“I agree,” Manuel says. “History moves in patterns-”
“As you tell me every chance you get. You...”
“Yes. Yes, it does. As you say, things are moving, and...Christopher?” Manuel trails off, realizing his listener has stopped walking. He turns around. “Christopher? Is something-?”
“Oh my God.” Christopher is staring at the woman on the corner. His expression wavers somewhere between awe and horror. “That’s...no...no, it can’t be.” He pauses for a moment. “No, it is, I’m sure of it. Oh my God...”
“Christopher, what is it?”
Christopher nods at the woman on the corner. “That’s...that’s La Goulue. I’m sure of it. I’m bloody sure of it. Oh God, she looks terrible...”
“Who is...?” Manuel’s brow is creased with confusion. “La Goulue? ‘The Glutton’?”
“She was a dancer at the Moulin Rouge. She was- Manuel, she was unbelievable. There was no one ever did the can-can like her. She could knock a man’s hat off with a high-kick. She was their headliner.” Christopher stares at the haggard, heavyset old woman on the corner, horror slowly winning out on his face. “I thought she had gone off to start her own show. I...she was beautiful, Manuel. Henri used to paint her.”
“Not our Henri. Toulouse-Lautrec. He was obsessed with her. I have to talk to her-” Christopher pushes through the flow of human traffic to where the woman stands with her tray.
Manuel, left in the middle of the sidewalk, steps to the edge to let traffic pass. He hooks his thumbs into the pockets of his suit-coat and stares up into the morning sky.
A minute later, Christopher reappears through the crowd, face pale.
“Well?” Manuel raises his eyebrows. “What did you say?”

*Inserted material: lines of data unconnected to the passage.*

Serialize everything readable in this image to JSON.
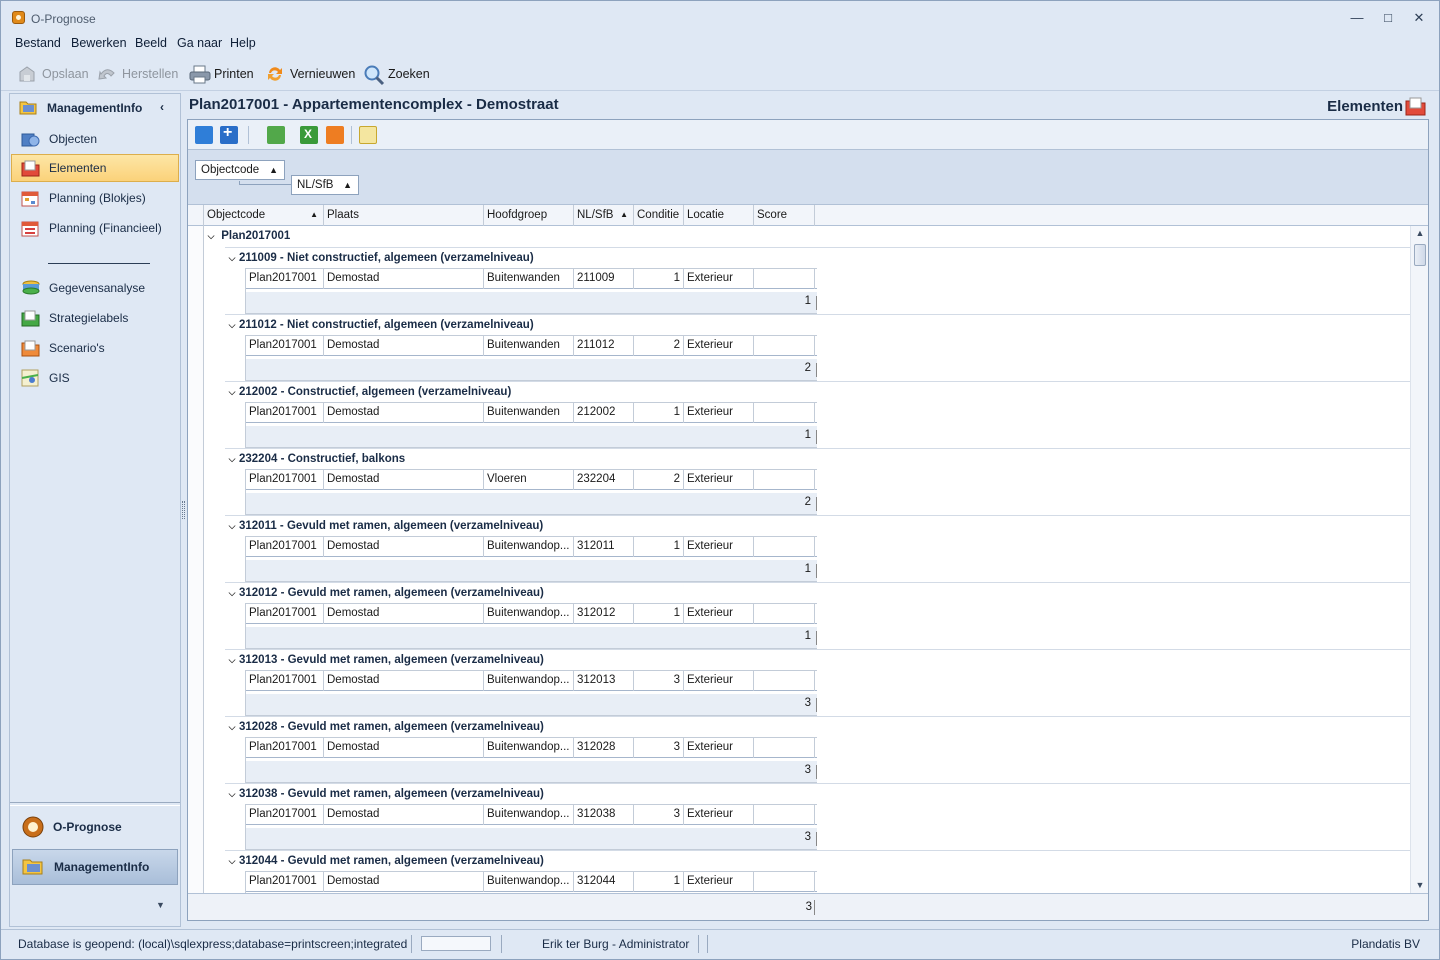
{
  "window": {
    "title": "O-Prognose",
    "controls": [
      "minimize-icon",
      "maximize-icon",
      "close-icon"
    ]
  },
  "menu": [
    "Bestand",
    "Bewerken",
    "Beeld",
    "Ga naar",
    "Help"
  ],
  "toolbar": {
    "save": "Opslaan",
    "restore": "Herstellen",
    "print": "Printen",
    "refresh": "Vernieuwen",
    "search": "Zoeken"
  },
  "sidebar": {
    "header": "ManagementInfo",
    "items": [
      {
        "label": "Objecten",
        "icon": "objects-icon"
      },
      {
        "label": "Elementen",
        "icon": "folder-red-icon"
      },
      {
        "label": "Planning (Blokjes)",
        "icon": "calendar-icon"
      },
      {
        "label": "Planning (Financieel)",
        "icon": "calendar-money-icon"
      },
      {
        "label": "Gegevensanalyse",
        "icon": "analysis-icon"
      },
      {
        "label": "Strategielabels",
        "icon": "folder-green-icon"
      },
      {
        "label": "Scenario's",
        "icon": "folder-orange-icon"
      },
      {
        "label": "GIS",
        "icon": "map-icon"
      }
    ],
    "nav": [
      {
        "label": "O-Prognose",
        "icon": "prognose-icon"
      },
      {
        "label": "ManagementInfo",
        "icon": "folder-yellow-icon"
      }
    ]
  },
  "main": {
    "title": "Plan2017001 - Appartementencomplex - Demostraat",
    "section": "Elementen"
  },
  "grid": {
    "group_by": [
      "Objectcode",
      "NL/SfB"
    ],
    "columns": [
      "Objectcode",
      "Plaats",
      "Hoofdgroep",
      "NL/SfB",
      "Conditie",
      "Locatie",
      "Score"
    ],
    "top_group": "Plan2017001",
    "groups": [
      {
        "title": "211009 - Niet constructief, algemeen (verzamelniveau)",
        "row": [
          "Plan2017001",
          "Demostad",
          "Buitenwanden",
          "211009",
          "1",
          "Exterieur",
          ""
        ],
        "summary": "1"
      },
      {
        "title": "211012 - Niet constructief, algemeen (verzamelniveau)",
        "row": [
          "Plan2017001",
          "Demostad",
          "Buitenwanden",
          "211012",
          "2",
          "Exterieur",
          ""
        ],
        "summary": "2"
      },
      {
        "title": "212002 - Constructief, algemeen (verzamelniveau)",
        "row": [
          "Plan2017001",
          "Demostad",
          "Buitenwanden",
          "212002",
          "1",
          "Exterieur",
          ""
        ],
        "summary": "1"
      },
      {
        "title": "232204 - Constructief, balkons",
        "row": [
          "Plan2017001",
          "Demostad",
          "Vloeren",
          "232204",
          "2",
          "Exterieur",
          ""
        ],
        "summary": "2"
      },
      {
        "title": "312011 - Gevuld met ramen, algemeen (verzamelniveau)",
        "row": [
          "Plan2017001",
          "Demostad",
          "Buitenwandop...",
          "312011",
          "1",
          "Exterieur",
          ""
        ],
        "summary": "1"
      },
      {
        "title": "312012 - Gevuld met ramen, algemeen (verzamelniveau)",
        "row": [
          "Plan2017001",
          "Demostad",
          "Buitenwandop...",
          "312012",
          "1",
          "Exterieur",
          ""
        ],
        "summary": "1"
      },
      {
        "title": "312013 - Gevuld met ramen, algemeen (verzamelniveau)",
        "row": [
          "Plan2017001",
          "Demostad",
          "Buitenwandop...",
          "312013",
          "3",
          "Exterieur",
          ""
        ],
        "summary": "3"
      },
      {
        "title": "312028 - Gevuld met ramen, algemeen (verzamelniveau)",
        "row": [
          "Plan2017001",
          "Demostad",
          "Buitenwandop...",
          "312028",
          "3",
          "Exterieur",
          ""
        ],
        "summary": "3"
      },
      {
        "title": "312038 - Gevuld met ramen, algemeen (verzamelniveau)",
        "row": [
          "Plan2017001",
          "Demostad",
          "Buitenwandop...",
          "312038",
          "3",
          "Exterieur",
          ""
        ],
        "summary": "3"
      },
      {
        "title": "312044 - Gevuld met ramen, algemeen (verzamelniveau)",
        "row": [
          "Plan2017001",
          "Demostad",
          "Buitenwandop...",
          "312044",
          "1",
          "Exterieur",
          ""
        ],
        "summary": ""
      }
    ],
    "footer_total": "3"
  },
  "status": {
    "db": "Database is geopend: (local)\\sqlexpress;database=printscreen;integrated",
    "user": "Erik ter Burg - Administrator",
    "company": "Plandatis BV"
  },
  "colors": {
    "accent": "#fbd27a",
    "frame": "#8da2bd",
    "background": "#dfe8f4"
  }
}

“Nothing, I...I couldn’t think what to say. I bought a packet of cigarettes from her.”
“I thought you do not like cigarettes?”
“I don’t.” Christopher runs a hand through his hair, tanging it. “I couldn’t think what else to do. She was...coughing...” He trails off again, looking at the pavement. “She was a wonderful dancer.”
“I am sorry, Christopher.”
“So am I.” Christopher shakes his head, as if to clear it. “Sod it. Sod it all. Let’s go and get drunk.”
“Yes. And then let’s get the fucking hell out of Paris.”
“Okay, okay,” Ella held up her hands. “We can just listen to music if you want.”
“I’m sorry. It was the first thing to come to mind.”
“Uh-huh. That definitely wasn’t ‘let’s teach that McKay girl a lesson by bringing up the most depressing memory in the history of ever’. Yeah.” Ella rested her chin on her palm and stared out the window at the unspooling landscape. “Sorry. I’m in a weird mood tonight.”
“It’s all right.”
“What happened to her? The dancer?”
“She died. About a year later. I visited her grave when I came back to Paris.”
They rode in silence for a long minute.
“I think there’s a Tool album somewhere in that case,” Christopher said.
Ella turned to look at him. “You like Tool?”
“Very soothing music. Very tribal.”
“And now, my day is complete. Thank you.” Ella reached for the CD holder.
"Quit this world, quit the next world, quit quitting!" -Sufi proverb.